NSEL scam: Suspicion mounts on brokers routing black money
As a multi-agency probe continues in the Rs 5,600 crore NSEL payment fiasco, investigators have come across fresh evidence suggesting routing of black money by sister concerns and associates of various brokers who had traded on the platform of the spot exchange. Various aspects of the case, which broke out way back in 2013 at the National Spot Exchange Ltd (NSEL), are being probed by multiple regulators and agencies, including Sebi (Securities and Exchange Board of India), as also a high-level committee constituted by the Bombay High Court.
In an interim order, the committee has also favoured further investigation into source of funds of the brokers and various investors, many of whom are suspected to have been sister concerns or associated of the same brokers. Sources said the committee as also other regulators and investigative agencies have found major discrepancies in the data and details submitted by various investors as part of their claims, as against the data submitted by NSEL.
These discrepancies include submission of wrong PANs (Permanent Account Numbers), raising doubt about source of funds, while authorisation letters and trade execution documents submitted by brokers have also been questioned. A senior regulatory official said the NSEL case is very unique as such because brokers themselves appear to be the real investors. There are also complaints against some brokers that they created fake ledger accounts in the name of their clients without their knowledge, sources said. The regulators, probe agencies and the High Court Committee are soon expected to conduct detailed audit of the account books, bank accounts and income tax returns of various investors, as also of relevant documents, including account books of the brokers, as also that of NSEL, in connection with at least eight brokers and their trading clients.
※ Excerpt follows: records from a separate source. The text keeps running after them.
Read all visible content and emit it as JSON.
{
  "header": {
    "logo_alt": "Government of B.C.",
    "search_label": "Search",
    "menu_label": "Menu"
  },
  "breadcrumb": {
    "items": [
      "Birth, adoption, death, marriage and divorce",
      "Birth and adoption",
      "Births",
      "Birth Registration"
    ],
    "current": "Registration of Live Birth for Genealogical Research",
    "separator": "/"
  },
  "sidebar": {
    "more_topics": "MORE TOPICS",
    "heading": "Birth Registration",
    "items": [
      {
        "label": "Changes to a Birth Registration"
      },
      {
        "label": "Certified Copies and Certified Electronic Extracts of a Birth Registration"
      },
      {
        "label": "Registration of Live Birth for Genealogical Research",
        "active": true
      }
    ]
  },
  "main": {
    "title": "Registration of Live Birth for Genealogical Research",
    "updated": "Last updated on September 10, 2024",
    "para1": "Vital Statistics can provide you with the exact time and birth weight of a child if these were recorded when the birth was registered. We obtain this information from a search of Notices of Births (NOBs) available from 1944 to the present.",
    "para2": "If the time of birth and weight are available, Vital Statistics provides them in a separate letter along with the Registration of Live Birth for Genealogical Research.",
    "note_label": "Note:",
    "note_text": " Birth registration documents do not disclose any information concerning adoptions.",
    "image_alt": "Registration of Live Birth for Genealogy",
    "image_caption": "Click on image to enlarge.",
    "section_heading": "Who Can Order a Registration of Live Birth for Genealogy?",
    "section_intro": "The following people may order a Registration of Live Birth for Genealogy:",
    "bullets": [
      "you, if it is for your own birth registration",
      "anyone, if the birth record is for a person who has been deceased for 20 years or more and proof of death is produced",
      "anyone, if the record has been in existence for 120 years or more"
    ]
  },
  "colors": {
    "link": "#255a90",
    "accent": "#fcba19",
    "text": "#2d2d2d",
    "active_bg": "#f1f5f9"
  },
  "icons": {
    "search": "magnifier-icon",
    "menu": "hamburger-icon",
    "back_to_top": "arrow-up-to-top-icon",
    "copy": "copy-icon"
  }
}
Complaints against brokers include false assurances, inducement and misrepresentation by brokers, trading without appropriate authority from clients, misuse or unauthorised modification of unique client code, funding by NBFCs related to the broker and non-receipt of payouts by clients. "It has also been alleged that funds of sister concerns of brokers, which could have been derived from illegal sources, were used to trade on the NSEL platform with an intent to legitimise the said funds, which amounts to money laundering," a senior official said.